Data about app and page elements
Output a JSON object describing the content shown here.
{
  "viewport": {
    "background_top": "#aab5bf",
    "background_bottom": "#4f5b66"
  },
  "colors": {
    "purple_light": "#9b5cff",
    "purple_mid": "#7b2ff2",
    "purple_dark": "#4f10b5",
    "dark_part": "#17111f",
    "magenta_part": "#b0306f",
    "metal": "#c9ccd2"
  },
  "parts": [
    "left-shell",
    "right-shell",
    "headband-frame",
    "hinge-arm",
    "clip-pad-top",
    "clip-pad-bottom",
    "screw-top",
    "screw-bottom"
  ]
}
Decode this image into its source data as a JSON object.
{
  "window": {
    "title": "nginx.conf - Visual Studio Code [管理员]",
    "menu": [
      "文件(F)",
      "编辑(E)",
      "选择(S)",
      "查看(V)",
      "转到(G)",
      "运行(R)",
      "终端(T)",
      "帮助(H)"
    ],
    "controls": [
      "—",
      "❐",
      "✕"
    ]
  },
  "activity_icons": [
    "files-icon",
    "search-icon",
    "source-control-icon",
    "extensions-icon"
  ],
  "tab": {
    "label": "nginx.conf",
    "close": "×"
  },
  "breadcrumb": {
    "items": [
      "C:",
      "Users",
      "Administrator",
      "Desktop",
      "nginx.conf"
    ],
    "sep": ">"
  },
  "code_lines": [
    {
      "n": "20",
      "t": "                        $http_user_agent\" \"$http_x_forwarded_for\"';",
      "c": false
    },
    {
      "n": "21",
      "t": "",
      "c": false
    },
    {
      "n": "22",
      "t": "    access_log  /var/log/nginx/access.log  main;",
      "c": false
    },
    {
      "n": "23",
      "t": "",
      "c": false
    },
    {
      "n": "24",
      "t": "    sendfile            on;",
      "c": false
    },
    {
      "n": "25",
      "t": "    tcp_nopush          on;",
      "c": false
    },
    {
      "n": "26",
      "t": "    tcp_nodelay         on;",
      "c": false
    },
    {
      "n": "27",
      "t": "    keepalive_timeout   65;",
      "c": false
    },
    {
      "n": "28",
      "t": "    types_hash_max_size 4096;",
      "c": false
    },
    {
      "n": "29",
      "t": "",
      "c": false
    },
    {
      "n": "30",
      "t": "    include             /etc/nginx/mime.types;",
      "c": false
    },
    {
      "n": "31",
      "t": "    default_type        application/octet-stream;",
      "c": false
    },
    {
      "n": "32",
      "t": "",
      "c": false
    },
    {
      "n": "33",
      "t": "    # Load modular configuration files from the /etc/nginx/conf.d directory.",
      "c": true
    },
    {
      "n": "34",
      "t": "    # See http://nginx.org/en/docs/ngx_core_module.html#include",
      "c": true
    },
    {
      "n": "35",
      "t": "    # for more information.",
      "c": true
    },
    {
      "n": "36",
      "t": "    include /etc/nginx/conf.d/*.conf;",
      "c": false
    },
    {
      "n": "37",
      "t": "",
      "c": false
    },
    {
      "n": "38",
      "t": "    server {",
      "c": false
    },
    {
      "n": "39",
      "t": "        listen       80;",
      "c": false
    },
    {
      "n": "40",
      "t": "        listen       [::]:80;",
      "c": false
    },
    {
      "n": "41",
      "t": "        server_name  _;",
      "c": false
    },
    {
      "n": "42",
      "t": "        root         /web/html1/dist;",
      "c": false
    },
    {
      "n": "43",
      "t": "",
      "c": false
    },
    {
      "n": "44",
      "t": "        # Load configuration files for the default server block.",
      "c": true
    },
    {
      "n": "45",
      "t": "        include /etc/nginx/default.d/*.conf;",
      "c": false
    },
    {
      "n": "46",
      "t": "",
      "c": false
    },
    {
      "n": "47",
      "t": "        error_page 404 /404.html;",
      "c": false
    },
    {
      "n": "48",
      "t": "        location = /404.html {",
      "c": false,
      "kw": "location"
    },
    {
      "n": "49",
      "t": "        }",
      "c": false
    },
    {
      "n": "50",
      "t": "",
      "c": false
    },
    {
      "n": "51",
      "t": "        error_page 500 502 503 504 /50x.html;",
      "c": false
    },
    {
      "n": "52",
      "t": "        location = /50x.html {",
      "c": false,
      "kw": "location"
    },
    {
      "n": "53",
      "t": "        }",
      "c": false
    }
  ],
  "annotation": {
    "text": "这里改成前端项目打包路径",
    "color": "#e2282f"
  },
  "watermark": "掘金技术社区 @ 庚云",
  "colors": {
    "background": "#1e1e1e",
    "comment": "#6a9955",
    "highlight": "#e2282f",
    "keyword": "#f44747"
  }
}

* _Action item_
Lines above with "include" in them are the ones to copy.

* _Expected answer_
      "t": "    include             /etc/nginx/mime.types;",
      "t": "    # See http://nginx.org/en/docs/ngx_core_module.html#include",
      "t": "    include /etc/nginx/conf.d/*.conf;",
      "t": "        include /etc/nginx/default.d/*.conf;",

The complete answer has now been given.